** Supplied material follows **

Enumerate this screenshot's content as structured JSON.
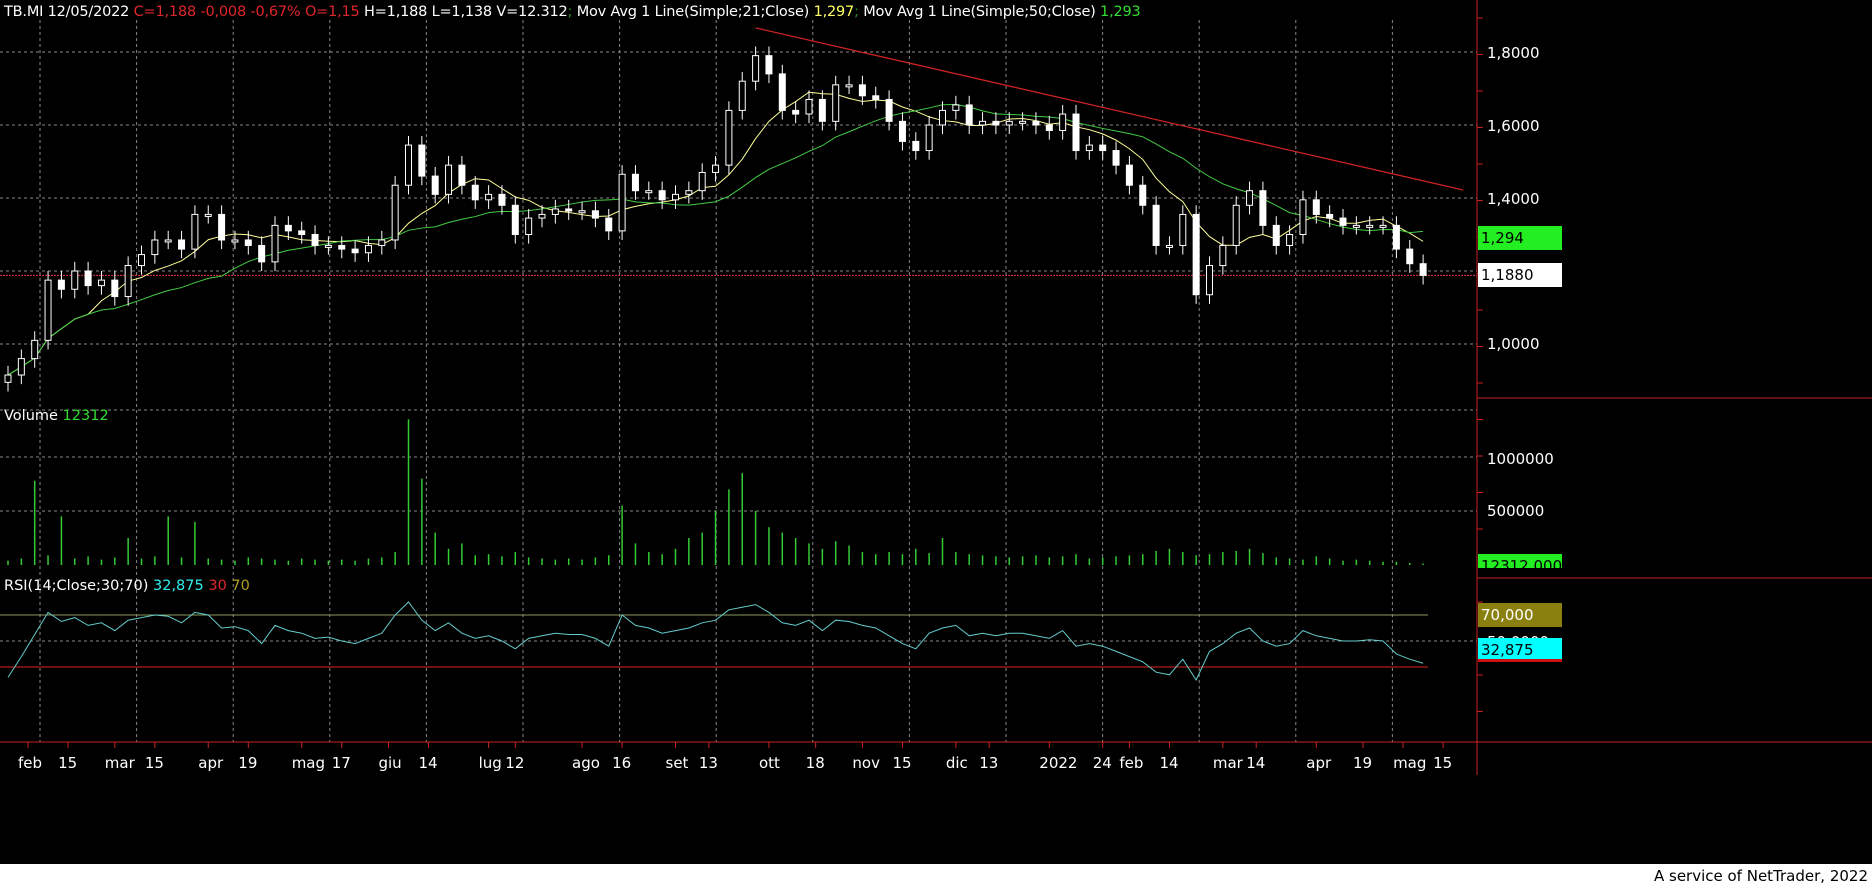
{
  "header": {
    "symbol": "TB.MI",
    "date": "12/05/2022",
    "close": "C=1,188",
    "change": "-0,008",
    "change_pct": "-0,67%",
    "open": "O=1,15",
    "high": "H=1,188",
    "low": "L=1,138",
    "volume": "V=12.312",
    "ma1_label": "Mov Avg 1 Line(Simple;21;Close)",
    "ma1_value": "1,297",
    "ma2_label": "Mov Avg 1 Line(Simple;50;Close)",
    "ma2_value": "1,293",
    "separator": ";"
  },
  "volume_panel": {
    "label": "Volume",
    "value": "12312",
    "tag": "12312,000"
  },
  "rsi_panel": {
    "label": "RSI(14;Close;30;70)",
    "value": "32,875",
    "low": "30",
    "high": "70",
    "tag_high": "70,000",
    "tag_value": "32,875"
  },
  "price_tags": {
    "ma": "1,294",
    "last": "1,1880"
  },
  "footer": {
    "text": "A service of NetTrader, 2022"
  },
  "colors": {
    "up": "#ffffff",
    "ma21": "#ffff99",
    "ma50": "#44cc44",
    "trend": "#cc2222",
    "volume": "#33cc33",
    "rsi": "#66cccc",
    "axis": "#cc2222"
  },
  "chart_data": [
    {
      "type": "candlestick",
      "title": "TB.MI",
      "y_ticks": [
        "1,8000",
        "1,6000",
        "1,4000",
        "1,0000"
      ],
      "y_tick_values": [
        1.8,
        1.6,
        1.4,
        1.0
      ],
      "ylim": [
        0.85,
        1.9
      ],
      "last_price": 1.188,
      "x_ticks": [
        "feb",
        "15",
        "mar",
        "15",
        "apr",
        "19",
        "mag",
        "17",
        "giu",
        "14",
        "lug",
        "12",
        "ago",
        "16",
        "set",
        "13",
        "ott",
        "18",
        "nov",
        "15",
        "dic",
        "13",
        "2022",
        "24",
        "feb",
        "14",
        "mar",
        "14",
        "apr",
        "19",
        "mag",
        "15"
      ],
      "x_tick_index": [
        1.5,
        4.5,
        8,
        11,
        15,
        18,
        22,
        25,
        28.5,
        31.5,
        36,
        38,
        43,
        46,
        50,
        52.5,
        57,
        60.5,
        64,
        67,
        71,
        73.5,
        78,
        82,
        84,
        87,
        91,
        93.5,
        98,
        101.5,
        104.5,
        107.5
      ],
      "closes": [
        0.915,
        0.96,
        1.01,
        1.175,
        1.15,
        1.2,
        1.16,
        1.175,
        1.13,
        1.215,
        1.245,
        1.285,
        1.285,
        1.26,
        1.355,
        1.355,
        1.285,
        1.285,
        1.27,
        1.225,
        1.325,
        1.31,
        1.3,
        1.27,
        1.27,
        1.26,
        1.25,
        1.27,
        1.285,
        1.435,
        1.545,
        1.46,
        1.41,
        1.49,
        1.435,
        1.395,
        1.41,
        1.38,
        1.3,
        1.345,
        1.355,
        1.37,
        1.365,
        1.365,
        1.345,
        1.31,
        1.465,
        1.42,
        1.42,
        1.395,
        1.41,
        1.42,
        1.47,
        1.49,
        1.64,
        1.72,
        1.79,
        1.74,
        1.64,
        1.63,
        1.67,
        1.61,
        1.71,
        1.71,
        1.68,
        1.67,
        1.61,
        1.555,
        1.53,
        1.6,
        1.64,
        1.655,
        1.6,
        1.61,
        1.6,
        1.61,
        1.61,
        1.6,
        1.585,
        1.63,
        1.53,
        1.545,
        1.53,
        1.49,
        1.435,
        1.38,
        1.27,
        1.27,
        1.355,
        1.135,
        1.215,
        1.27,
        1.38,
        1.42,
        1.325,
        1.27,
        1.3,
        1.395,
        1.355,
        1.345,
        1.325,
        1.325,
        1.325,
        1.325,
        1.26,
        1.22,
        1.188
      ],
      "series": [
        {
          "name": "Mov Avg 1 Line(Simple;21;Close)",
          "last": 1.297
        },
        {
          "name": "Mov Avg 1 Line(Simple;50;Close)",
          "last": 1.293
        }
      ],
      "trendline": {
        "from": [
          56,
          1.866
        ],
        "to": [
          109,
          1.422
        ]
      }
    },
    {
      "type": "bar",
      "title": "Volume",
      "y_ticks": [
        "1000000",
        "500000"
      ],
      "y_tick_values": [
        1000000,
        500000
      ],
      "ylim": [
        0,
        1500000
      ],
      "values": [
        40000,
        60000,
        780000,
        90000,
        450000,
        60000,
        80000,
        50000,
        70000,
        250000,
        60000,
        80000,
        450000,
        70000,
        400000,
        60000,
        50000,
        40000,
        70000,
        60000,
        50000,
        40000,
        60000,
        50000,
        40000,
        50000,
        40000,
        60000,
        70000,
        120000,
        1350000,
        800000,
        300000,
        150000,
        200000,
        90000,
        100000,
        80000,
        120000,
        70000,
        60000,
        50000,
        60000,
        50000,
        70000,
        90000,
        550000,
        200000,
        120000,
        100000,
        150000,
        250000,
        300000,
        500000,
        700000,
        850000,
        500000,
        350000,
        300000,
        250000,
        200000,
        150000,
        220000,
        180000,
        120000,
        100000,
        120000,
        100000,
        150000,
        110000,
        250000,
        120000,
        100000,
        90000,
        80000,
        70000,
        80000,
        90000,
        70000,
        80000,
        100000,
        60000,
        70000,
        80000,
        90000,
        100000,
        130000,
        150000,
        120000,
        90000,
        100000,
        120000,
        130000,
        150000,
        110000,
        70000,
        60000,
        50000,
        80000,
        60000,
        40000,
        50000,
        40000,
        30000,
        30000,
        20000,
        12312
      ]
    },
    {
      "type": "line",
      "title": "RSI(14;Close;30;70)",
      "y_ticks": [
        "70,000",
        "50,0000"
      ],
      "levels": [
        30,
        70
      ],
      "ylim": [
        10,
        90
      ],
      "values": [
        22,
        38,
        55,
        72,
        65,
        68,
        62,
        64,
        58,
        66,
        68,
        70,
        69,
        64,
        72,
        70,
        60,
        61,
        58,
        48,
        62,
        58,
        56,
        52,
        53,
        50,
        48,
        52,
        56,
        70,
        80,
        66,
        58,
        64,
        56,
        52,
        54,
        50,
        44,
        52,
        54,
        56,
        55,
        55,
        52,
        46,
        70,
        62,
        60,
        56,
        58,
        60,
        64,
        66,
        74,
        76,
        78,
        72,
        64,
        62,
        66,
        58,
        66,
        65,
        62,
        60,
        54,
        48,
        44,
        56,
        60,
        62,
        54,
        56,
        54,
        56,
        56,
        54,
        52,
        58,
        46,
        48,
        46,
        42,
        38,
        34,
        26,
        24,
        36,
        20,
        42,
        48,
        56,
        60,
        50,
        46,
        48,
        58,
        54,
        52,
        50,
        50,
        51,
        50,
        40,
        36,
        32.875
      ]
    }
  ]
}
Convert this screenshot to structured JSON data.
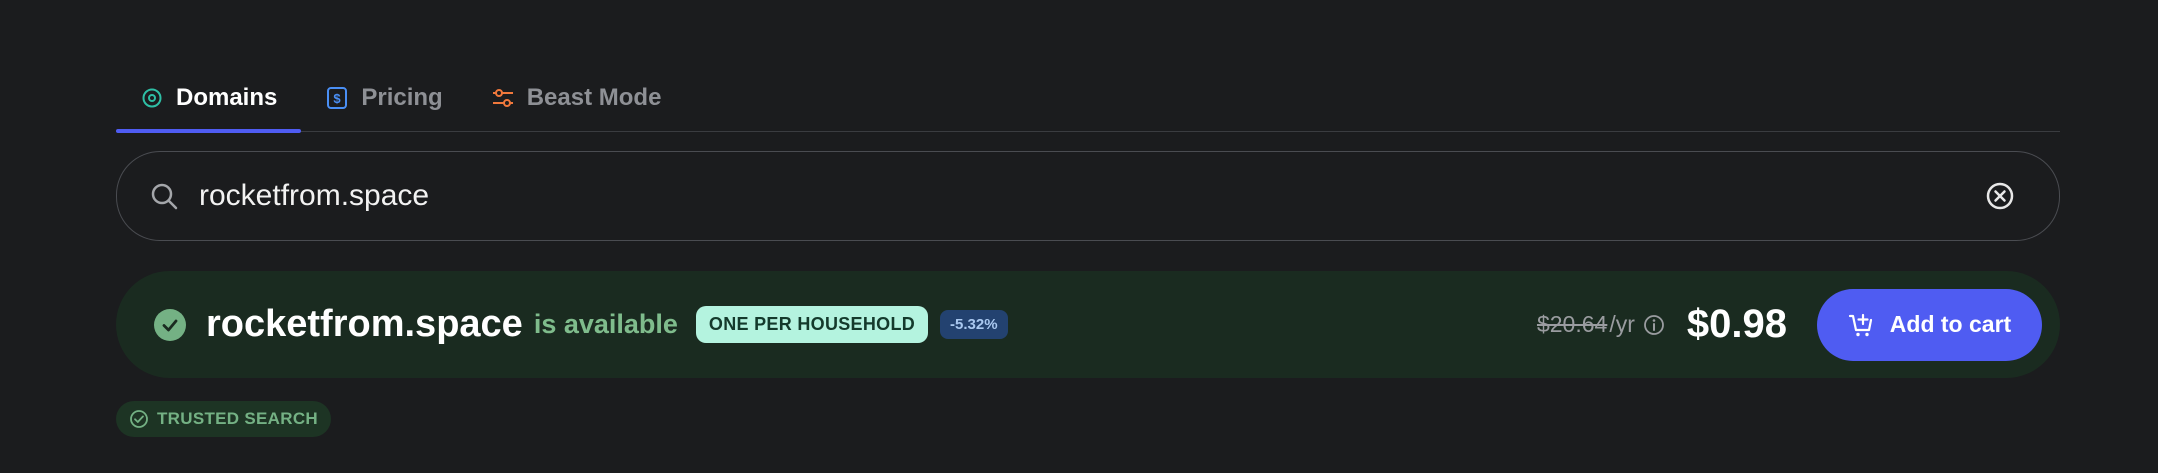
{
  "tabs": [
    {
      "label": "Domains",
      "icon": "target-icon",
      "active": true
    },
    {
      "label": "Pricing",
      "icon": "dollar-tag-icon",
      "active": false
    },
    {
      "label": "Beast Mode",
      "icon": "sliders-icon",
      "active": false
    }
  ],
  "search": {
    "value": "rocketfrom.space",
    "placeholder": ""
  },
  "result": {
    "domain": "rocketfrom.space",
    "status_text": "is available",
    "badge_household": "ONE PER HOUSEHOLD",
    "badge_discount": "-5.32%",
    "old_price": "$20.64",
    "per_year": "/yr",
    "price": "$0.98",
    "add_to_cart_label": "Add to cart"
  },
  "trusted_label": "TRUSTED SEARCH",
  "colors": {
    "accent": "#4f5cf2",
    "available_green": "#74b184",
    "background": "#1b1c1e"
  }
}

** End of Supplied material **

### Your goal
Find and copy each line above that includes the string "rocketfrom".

### Solution below
    "value": "rocketfrom.space",
    "domain": "rocketfrom.space",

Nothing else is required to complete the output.